### Assignment
Repeat each entry verbatim.

### Information provided

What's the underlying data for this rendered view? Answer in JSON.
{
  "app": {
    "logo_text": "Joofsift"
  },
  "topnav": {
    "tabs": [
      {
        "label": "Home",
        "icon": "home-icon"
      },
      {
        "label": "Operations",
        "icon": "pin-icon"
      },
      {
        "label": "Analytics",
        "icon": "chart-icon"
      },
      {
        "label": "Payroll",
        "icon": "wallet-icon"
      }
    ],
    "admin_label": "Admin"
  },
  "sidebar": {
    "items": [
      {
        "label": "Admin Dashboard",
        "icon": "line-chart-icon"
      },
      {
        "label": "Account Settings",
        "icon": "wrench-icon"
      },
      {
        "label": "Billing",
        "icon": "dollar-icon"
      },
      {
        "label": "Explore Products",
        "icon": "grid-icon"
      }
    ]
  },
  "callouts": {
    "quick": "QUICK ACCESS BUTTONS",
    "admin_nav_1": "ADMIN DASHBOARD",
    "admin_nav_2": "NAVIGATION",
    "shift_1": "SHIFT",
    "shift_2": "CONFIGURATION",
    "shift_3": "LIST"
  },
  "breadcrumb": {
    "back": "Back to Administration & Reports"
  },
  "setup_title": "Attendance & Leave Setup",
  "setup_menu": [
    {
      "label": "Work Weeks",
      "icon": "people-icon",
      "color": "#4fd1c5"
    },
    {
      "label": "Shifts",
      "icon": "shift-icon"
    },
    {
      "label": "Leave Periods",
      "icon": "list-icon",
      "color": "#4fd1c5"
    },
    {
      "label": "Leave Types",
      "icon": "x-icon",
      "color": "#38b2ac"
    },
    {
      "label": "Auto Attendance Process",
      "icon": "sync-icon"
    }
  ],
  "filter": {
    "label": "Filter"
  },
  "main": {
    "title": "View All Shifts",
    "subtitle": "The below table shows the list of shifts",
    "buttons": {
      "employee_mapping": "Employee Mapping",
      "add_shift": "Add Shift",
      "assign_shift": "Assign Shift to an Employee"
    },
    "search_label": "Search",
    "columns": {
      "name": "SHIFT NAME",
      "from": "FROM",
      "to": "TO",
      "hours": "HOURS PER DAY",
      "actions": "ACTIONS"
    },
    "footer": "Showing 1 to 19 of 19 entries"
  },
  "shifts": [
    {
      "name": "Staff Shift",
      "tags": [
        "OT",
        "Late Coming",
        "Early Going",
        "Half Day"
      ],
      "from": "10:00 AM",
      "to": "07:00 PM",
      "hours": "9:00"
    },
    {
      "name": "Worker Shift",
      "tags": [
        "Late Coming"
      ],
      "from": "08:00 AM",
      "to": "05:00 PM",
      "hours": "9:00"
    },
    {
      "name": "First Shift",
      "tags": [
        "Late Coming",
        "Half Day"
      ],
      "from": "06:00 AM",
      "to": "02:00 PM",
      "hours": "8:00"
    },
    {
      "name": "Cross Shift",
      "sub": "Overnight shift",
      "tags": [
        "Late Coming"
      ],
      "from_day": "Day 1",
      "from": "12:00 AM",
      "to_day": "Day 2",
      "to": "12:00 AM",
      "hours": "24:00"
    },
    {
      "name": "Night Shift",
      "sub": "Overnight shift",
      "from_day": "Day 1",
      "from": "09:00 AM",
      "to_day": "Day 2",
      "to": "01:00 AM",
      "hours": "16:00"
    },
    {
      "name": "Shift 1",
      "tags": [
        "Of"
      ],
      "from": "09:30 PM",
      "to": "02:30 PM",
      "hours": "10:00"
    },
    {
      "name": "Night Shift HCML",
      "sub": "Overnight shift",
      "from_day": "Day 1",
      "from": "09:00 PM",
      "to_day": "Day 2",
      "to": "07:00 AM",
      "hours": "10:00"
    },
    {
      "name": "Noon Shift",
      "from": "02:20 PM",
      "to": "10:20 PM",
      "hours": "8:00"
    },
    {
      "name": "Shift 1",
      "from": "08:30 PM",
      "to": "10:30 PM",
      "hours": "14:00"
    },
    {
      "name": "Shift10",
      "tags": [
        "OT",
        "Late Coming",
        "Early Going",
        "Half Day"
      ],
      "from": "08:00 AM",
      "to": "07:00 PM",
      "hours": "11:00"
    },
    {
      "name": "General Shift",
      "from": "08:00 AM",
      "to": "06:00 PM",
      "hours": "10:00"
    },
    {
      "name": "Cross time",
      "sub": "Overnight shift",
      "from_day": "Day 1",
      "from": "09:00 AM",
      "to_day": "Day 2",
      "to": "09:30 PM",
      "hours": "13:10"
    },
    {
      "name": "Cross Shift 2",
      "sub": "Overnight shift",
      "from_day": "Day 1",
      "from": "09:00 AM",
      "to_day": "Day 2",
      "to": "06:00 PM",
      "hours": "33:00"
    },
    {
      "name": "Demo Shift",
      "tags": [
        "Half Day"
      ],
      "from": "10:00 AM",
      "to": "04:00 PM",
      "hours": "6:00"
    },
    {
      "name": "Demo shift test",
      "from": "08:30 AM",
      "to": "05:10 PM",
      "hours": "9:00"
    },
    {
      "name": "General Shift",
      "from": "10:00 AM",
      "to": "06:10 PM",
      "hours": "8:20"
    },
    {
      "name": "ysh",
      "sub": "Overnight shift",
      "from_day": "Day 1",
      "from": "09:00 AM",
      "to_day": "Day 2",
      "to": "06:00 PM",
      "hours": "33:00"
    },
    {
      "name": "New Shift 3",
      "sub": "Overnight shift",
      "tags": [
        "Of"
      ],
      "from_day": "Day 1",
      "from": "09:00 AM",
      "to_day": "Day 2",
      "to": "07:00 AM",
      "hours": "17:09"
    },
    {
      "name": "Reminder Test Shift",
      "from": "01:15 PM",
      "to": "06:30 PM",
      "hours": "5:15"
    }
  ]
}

### Answer for this exercise
What's the underlying data for this rendered view? Answer in JSON.
{
  "app": {
    "logo_text": "Joofsift"
  },
  "topnav": {
    "tabs": [
      {
        "label": "Home",
        "icon": "home-icon"
      },
      {
        "label": "Operations",
        "icon": "pin-icon"
      },
      {
        "label": "Analytics",
        "icon": "chart-icon"
      },
      {
        "label": "Payroll",
        "icon": "wallet-icon"
      }
    ],
    "admin_label": "Admin"
  },
  "sidebar": {
    "items": [
      {
        "label": "Admin Dashboard",
        "icon": "line-chart-icon"
      },
      {
        "label": "Account Settings",
        "icon": "wrench-icon"
      },
      {
        "label": "Billing",
        "icon": "dollar-icon"
      },
      {
        "label": "Explore Products",
        "icon": "grid-icon"
      }
    ]
  },
  "callouts": {
    "quick": "QUICK ACCESS BUTTONS",
    "admin_nav_1": "ADMIN DASHBOARD",
    "admin_nav_2": "NAVIGATION",
    "shift_1": "SHIFT",
    "shift_2": "CONFIGURATION",
    "shift_3": "LIST"
  },
  "breadcrumb": {
    "back": "Back to Administration & Reports"
  },
  "setup_title": "Attendance & Leave Setup",
  "setup_menu": [
    {
      "label": "Work Weeks",
      "icon": "people-icon",
      "color": "#4fd1c5"
    },
    {
      "label": "Shifts",
      "icon": "shift-icon"
    },
    {
      "label": "Leave Periods",
      "icon": "list-icon",
      "color": "#4fd1c5"
    },
    {
      "label": "Leave Types",
      "icon": "x-icon",
      "color": "#38b2ac"
    },
    {
      "label": "Auto Attendance Process",
      "icon": "sync-icon"
    }
  ],
  "filter": {
    "label": "Filter"
  },
  "main": {
    "title": "View All Shifts",
    "subtitle": "The below table shows the list of shifts",
    "buttons": {
      "employee_mapping": "Employee Mapping",
      "add_shift": "Add Shift",
      "assign_shift": "Assign Shift to an Employee"
    },
    "search_label": "Search",
    "columns": {
      "name": "SHIFT NAME",
      "from": "FROM",
      "to": "TO",
      "hours": "HOURS PER DAY",
      "actions": "ACTIONS"
    },
    "footer": "Showing 1 to 19 of 19 entries"
  },
  "shifts": [
    {
      "name": "Staff Shift",
      "tags": [
        "OT",
        "Late Coming",
        "Early Going",
        "Half Day"
      ],
      "from": "10:00 AM",
      "to": "07:00 PM",
      "hours": "9:00"
    },
    {
      "name": "Worker Shift",
      "tags": [
        "Late Coming"
      ],
      "from": "08:00 AM",
      "to": "05:00 PM",
      "hours": "9:00"
    },
    {
      "name": "First Shift",
      "tags": [
        "Late Coming",
        "Half Day"
      ],
      "from": "06:00 AM",
      "to": "02:00 PM",
      "hours": "8:00"
    },
    {
      "name": "Cross Shift",
      "sub": "Overnight shift",
      "tags": [
        "Late Coming"
      ],
      "from_day": "Day 1",
      "from": "12:00 AM",
      "to_day": "Day 2",
      "to": "12:00 AM",
      "hours": "24:00"
    },
    {
      "name": "Night Shift",
      "sub": "Overnight shift",
      "from_day": "Day 1",
      "from": "09:00 AM",
      "to_day": "Day 2",
      "to": "01:00 AM",
      "hours": "16:00"
    },
    {
      "name": "Shift 1",
      "tags": [
        "Of"
      ],
      "from": "09:30 PM",
      "to": "02:30 PM",
      "hours": "10:00"
    },
    {
      "name": "Night Shift HCML",
      "sub": "Overnight shift",
      "from_day": "Day 1",
      "from": "09:00 PM",
      "to_day": "Day 2",
      "to": "07:00 AM",
      "hours": "10:00"
    },
    {
      "name": "Noon Shift",
      "from": "02:20 PM",
      "to": "10:20 PM",
      "hours": "8:00"
    },
    {
      "name": "Shift 1",
      "from": "08:30 PM",
      "to": "10:30 PM",
      "hours": "14:00"
    },
    {
      "name": "Shift10",
      "tags": [
        "OT",
        "Late Coming",
        "Early Going",
        "Half Day"
      ],
      "from": "08:00 AM",
      "to": "07:00 PM",
      "hours": "11:00"
    },
    {
      "name": "General Shift",
      "from": "08:00 AM",
      "to": "06:00 PM",
      "hours": "10:00"
    },
    {
      "name": "Cross time",
      "sub": "Overnight shift",
      "from_day": "Day 1",
      "from": "09:00 AM",
      "to_day": "Day 2",
      "to": "09:30 PM",
      "hours": "13:10"
    },
    {
      "name": "Cross Shift 2",
      "sub": "Overnight shift",
      "from_day": "Day 1",
      "from": "09:00 AM",
      "to_day": "Day 2",
      "to": "06:00 PM",
      "hours": "33:00"
    },
    {
      "name": "Demo Shift",
      "tags": [
        "Half Day"
      ],
      "from": "10:00 AM",
      "to": "04:00 PM",
      "hours": "6:00"
    },
    {
      "name": "Demo shift test",
      "from": "08:30 AM",
      "to": "05:10 PM",
      "hours": "9:00"
    },
    {
      "name": "General Shift",
      "from": "10:00 AM",
      "to": "06:10 PM",
      "hours": "8:20"
    },
    {
      "name": "ysh",
      "sub": "Overnight shift",
      "from_day": "Day 1",
      "from": "09:00 AM",
      "to_day": "Day 2",
      "to": "06:00 PM",
      "hours": "33:00"
    },
    {
      "name": "New Shift 3",
      "sub": "Overnight shift",
      "tags": [
        "Of"
      ],
      "from_day": "Day 1",
      "from": "09:00 AM",
      "to_day": "Day 2",
      "to": "07:00 AM",
      "hours": "17:09"
    },
    {
      "name": "Reminder Test Shift",
      "from": "01:15 PM",
      "to": "06:30 PM",
      "hours": "5:15"
    }
  ]
}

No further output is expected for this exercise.